  1. Start with one woman. She is either:
    1. About to be married to the perfect (but boring) guy
    2. Strong and independent and needs no man
    3. Strong and independent but cannot find the right man
  2. Add one charming but imperfect guy. Complicate him with:
    1. Irreconcilable personality quirk
    2. Dedication to (?:job|sport|free spirit)
  3. Throw in forty minutes of heartfelt joy interrupted by:
    1. One small (to call it foreshadowing would be generous) but recoverable conflict
  4. Add ten minutes of perfect bliss
  5. Have a falling-out, initiated by either side, consisting of:
    1. One party telling the other the truth, but it being too offensive
    2. One party making an excuse and trying to be “rational”
    3. One party realizing they were behaving irrationally, and that they need to return to perfect guy
    4. One party realizing that they’ve found somebody else, and that they’re everything this person isn’t
  6. Time elapses with the chasm between them. Depending on the stylistic direction of the screenwriter, this is anywhere from five minutes to half a year.
  7. In one big uncomfortable moment, guy returns to find girl with another guy, and after fifteen minutes of awkward argument, they go separate ways.
  8. Girl shows up some amount of time later and falls lovingly into man’s arms, lives happily ever after.
  9. Sprinkle random bits of humor in the above, according to the particular frame of the story.

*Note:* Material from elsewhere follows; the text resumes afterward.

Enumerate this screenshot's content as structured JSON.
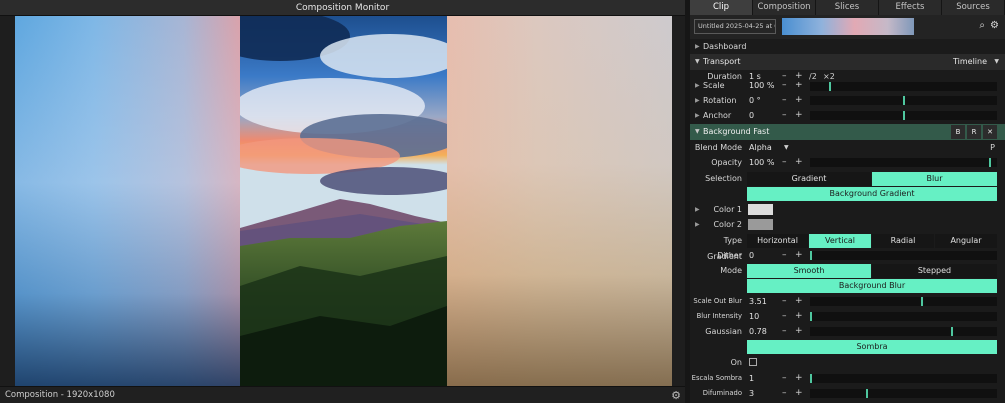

For a little contemporary action, feel free to swap guys and girls in the above. Having done so, I’ve now provided you the script to every romantic comedy in the last twenty years. I suspect it is more timeless than that, but I only have direct evidence for the last decade.

What I’m getting at is that there was nothing wrong with Fever Pitch. It is exactly what one would expect — the exact same romantic comedy you see every time, but with the particular flavor of problems being that the woman is focused on her job, and the man is focused on the Red Sox. The other plots going on in the movie are integrated in poor fashion, and the movie feels like the main story and a bunch of little side stories with no cohesion and poor character development. In that regard, the movie can probably swing a 5/10.

This reminds me, at one point I need to explain my movie rating system, in that it is logarithmic, like pH, dB, or the Richter scale. In that, a 5/10 is nowhere near a 6/10, even though they are just one digit apart. Maybe I will make a project this week of enumerating the whole scale and criteria. This would probably keep me somewhat more honest as well.

However, I have reached the point where I must declare war on every unoriginal romantic comedy. Based on the idea of diminishing marginal returns that I have factored out through induction, I think each movie I see that can fit in the aforementioned framework should receive an automatic 0/10.